Scottish & Southern Energy, the owner of two of the nation's largest coal-fired power plants, pledged yesterday to cut its carbon emissions in half by 2020 as it sought to deflect criticism of its record profits.

The nation's second largest energy provider unveiled the ambitious greening scheme after revealing that its annual profits hit £1.23bn last year, up 14 per cent on the year before.

The company, the last of the "Big Six" power companies to pass sharp gas and electricity price increases on to customers this year, also set the stage for further tariff increases, warning that it was now losing money on its supply business on account of stubbornly high prices for oil, wholesale gas and coal.

Analysts have predicted that the energy companies, which inspired widespread public ire earlier this year after raising tariffs, will be likely push through another round of hikes before autumn because wholesale prices for electricity and gas have not come down.

"Further large increases in tariffs look inevitable and the attendant political concerns are likely to persist," said Fraser McLaren, an analyst at Merrill Lynch.

SSE's chief executive, Ian Marchant, meanwhile, gave the clearest indication yet of its plans to cope with the low-carbon future. He said that it was not participating in the auction for the nuclear operator British Energy, preferring instead to concentrate on renewable energy to hit its CO2 reduction goals.

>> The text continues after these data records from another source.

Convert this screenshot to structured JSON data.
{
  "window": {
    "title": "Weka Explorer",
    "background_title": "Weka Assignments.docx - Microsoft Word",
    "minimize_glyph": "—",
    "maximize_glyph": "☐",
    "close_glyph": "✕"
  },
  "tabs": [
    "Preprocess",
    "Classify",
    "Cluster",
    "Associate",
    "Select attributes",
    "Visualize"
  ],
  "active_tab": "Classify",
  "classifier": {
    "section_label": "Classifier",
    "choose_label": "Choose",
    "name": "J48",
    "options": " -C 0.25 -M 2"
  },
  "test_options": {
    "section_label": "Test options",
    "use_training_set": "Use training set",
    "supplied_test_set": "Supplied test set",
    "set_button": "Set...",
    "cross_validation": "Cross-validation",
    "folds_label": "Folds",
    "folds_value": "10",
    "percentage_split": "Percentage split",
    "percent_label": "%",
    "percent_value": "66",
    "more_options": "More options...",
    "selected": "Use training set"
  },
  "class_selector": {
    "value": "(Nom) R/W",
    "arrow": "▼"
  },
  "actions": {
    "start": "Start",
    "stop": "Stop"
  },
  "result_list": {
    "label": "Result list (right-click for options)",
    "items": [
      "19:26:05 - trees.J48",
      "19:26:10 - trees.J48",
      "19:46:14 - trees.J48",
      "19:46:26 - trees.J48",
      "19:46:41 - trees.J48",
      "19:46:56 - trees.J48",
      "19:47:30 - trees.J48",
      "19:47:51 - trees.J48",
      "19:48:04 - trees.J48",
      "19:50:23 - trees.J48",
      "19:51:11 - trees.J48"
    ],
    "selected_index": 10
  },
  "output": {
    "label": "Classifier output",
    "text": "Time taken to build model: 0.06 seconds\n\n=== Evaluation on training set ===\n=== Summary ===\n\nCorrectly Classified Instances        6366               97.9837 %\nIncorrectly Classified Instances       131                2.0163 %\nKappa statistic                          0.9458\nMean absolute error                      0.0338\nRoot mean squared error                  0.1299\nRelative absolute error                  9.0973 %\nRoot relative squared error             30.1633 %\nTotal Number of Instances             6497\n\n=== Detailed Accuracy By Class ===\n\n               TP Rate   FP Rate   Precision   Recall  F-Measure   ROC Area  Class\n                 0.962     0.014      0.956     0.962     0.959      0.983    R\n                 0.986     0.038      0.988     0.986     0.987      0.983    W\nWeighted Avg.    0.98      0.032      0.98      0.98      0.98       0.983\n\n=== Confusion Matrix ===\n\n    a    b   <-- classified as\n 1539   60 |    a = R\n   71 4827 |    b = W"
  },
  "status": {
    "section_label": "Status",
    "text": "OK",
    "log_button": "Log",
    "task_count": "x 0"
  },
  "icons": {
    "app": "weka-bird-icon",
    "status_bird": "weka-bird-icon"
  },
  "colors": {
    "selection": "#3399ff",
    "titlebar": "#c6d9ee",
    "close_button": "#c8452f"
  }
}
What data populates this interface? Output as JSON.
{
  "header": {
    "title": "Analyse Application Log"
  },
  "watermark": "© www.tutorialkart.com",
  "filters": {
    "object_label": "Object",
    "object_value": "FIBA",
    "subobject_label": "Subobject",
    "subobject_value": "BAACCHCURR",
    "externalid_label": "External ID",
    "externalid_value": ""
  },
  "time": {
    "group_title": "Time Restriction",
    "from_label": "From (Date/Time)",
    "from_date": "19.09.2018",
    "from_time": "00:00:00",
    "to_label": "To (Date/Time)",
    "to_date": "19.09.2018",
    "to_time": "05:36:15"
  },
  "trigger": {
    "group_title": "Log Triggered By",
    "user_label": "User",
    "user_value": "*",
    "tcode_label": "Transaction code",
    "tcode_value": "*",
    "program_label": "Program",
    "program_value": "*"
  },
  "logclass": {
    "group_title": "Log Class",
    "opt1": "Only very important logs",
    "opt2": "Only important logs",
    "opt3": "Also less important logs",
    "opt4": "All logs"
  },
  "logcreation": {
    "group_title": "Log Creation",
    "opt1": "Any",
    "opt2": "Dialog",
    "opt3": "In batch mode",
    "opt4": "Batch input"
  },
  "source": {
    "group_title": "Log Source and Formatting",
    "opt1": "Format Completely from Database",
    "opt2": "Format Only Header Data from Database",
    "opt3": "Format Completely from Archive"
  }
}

SSE unveiled a new goal to reduce its annual CO2 emissions by 50 per cent (12 million tonnes) by 2020, a step up from the 20 per cent target originally set for 2015. It plans to invest £3bn over the next five years, much of which will be ploughed into wind projects such as the Greater Gabbard offshore wind farm in the outer Thames Estuary.

Mr Marchant said: "We have set ourselves a stretching target. It is the right response to a world which will become increasingly carbon-constrained.

"With a £3bn programme of investment in renewables, we're putting our money where our mouth is."

The company owns two of the UK's dirtiest power plants, at Fiddler's Ferry and Ferrybridge. It plans to fit both with sulphur and nitrogen oxide-reducing equipment.